From a young age, I have had a strong sense that things aren’t right. My philosophical practice is my search to know why and find better ways of being.

Finding things in the world around me that I want to respond to, to share: the beauty, the absurdity, of it all – I use performance, film, simple technology and speculative fiction to represent inner worlds and ideas I can’t express any other way.

I have learnt that Capitalism is failing and with it our sense of control. How can we break free from its influence? How do we regain our power? How do we co-create better futures?

Capitalism is a masterful storyteller, so I counter its narratives with my own.

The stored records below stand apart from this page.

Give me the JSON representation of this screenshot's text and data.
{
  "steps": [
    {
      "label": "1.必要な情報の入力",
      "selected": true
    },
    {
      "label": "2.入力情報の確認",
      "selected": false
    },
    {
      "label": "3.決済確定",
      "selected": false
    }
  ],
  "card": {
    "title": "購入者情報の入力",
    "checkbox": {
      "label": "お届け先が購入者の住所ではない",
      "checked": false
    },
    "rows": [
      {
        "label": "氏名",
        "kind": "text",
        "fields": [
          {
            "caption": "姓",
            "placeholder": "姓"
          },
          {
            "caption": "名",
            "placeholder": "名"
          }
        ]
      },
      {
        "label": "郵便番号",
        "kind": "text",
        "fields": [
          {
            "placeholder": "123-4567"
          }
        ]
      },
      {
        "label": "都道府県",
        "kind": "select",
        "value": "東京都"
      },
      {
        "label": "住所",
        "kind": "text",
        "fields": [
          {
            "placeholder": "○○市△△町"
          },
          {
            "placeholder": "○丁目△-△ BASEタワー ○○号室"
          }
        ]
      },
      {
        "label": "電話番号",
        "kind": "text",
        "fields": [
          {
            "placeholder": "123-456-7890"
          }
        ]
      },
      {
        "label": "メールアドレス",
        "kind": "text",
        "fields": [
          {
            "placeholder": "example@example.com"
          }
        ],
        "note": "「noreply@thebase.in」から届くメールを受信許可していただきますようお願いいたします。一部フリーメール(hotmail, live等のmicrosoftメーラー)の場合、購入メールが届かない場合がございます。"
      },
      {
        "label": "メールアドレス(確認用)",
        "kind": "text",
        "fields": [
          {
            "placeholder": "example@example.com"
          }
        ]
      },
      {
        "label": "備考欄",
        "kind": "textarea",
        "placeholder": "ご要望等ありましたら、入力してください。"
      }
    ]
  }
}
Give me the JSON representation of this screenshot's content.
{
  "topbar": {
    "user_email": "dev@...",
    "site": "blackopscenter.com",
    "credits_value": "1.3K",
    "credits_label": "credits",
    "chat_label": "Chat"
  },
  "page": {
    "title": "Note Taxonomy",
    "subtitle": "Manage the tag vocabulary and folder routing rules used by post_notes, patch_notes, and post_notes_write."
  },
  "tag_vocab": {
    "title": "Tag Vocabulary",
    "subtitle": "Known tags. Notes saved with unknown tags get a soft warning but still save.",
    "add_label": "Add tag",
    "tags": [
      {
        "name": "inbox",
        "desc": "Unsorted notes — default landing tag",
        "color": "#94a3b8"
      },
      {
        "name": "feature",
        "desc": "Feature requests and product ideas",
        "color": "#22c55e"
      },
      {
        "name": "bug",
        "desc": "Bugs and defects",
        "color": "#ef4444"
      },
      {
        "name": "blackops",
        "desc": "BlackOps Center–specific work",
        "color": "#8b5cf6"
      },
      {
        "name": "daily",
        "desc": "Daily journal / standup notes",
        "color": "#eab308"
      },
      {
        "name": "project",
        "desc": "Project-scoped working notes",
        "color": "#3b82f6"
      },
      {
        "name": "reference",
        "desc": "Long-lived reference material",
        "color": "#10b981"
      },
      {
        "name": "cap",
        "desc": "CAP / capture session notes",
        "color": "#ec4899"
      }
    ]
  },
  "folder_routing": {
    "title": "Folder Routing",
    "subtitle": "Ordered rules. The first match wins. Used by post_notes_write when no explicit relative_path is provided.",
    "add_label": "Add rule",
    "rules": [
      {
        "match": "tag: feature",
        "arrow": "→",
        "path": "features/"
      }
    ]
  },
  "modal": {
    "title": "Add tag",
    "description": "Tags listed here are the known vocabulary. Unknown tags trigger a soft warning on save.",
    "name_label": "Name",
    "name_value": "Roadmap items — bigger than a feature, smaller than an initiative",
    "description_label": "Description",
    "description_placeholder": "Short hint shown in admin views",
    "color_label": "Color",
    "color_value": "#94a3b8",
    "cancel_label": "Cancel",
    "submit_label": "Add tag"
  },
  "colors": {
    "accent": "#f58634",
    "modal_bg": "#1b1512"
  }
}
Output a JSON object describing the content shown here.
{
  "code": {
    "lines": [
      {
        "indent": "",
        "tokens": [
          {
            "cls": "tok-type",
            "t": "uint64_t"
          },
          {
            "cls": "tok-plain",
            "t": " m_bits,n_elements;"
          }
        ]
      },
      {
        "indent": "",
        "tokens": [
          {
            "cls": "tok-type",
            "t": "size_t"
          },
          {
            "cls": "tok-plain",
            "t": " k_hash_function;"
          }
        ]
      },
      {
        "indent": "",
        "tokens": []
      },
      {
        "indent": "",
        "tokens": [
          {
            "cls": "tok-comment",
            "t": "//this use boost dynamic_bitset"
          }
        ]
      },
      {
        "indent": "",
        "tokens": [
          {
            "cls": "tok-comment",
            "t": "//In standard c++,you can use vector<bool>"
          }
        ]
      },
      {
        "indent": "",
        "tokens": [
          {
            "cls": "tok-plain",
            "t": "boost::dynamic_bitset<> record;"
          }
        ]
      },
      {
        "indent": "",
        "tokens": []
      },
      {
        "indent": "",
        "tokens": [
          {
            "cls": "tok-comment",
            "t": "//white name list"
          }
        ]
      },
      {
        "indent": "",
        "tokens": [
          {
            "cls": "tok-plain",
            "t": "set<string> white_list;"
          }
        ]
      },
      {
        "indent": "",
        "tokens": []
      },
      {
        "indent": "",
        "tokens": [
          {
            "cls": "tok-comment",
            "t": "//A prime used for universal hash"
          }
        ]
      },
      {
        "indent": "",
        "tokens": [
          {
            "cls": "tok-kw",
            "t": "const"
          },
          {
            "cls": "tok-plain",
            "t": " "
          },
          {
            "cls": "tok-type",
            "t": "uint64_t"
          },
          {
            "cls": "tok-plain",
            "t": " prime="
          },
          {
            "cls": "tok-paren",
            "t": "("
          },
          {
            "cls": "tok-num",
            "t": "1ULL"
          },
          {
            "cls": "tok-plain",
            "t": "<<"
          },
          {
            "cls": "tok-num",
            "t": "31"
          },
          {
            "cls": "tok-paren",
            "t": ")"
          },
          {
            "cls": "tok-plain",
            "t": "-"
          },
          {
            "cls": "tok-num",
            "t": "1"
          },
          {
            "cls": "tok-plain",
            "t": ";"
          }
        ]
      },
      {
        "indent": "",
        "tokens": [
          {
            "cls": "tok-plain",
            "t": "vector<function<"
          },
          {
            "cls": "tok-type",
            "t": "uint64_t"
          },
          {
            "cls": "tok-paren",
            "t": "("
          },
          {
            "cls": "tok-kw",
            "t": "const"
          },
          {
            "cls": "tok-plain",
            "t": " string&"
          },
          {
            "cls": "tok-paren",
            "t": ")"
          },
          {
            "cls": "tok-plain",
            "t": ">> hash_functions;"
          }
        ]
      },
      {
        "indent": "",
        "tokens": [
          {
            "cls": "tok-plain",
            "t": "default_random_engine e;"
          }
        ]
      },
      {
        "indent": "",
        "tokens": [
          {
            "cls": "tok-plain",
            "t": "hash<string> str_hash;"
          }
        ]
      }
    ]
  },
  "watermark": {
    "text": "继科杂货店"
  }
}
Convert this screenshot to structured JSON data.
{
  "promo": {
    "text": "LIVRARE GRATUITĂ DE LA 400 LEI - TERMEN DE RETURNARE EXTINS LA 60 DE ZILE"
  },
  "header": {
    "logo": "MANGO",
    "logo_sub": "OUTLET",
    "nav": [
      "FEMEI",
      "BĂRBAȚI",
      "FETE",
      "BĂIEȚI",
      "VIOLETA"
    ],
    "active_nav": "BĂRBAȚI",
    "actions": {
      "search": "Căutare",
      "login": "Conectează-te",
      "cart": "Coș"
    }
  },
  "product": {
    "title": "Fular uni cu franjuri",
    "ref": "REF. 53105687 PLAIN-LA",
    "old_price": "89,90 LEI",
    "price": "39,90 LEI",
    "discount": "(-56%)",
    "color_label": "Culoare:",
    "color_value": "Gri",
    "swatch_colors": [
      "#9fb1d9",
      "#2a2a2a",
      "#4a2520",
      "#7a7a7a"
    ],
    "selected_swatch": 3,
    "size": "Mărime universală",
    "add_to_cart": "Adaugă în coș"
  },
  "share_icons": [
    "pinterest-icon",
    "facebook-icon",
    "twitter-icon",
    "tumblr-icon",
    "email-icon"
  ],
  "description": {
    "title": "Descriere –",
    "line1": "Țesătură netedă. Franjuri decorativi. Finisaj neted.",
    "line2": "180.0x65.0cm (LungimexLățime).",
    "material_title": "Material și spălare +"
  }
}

Narratives that lie somewhere between visual art, theatre, social practice and activism, that reflect on some of the key issues of our times. Stories that draw from the fringes of history, current events, and popular culture, and tap into cultural and personal memory. Tales of resistance to conflict and control, the consequences of war across generations, and the lingering impacts of empire and modern-day colonisations. Always presenting multiple perspectives that unveil the intricate interplay of contemporary existence, laced through with vulnerability and wry humour. The recurring themes around class, gender, and technology travel a long way and cross projects. I love getting under the skin of my characters. Trying to understand what makes them tick and build empathy. It’s worth feeling a little uncomfortable.

Approaching each work as a painter I often find painting historically not possible, choosing instead, to experiment with novel ways of narrating and visualising history in the multimedia era, by fusing traditional processes with interactive and broadcast technologies. I do, however, always start with the desire to retrieve history painting’s sublated good. I’m intrigued by the accessibility and communicative power of the outdated and problematic genre that engaged diverse audiences and the public of its time.

Much like historical painters before me, in the creation of my work, there are many creative methodologies and technical processes involved. Processes that involve construction, commissioning and collaboration across various fields. My research follows an extensive journey: writing, collaging, drawing, storyboarding, making handmade costumes and props crafted with care and slow labour, choreography, improv, testing and feedback, green screen, digital video, post-production, editing, animation and special effects, sound, voicework, and silence, to audience activation and behaviour hacks.

My creations span from room-sized graphic novels that the audience can walk around, the characters meticulously drawn in pencil and ink on paper, gesso on board, or painted in oil on laser-cut powder-coated steel, brought to life by Arduino circuits and proximity sensors; to 3D animated characters and environments; digital films; immersive artworks; collaboration with AI. The resulting works emanate an unapologetic imperfect charm. They are tender, humorous, political, soul-stirring, contradictory, and melancholic, all encompassed by a predominantly black and white aesthetic.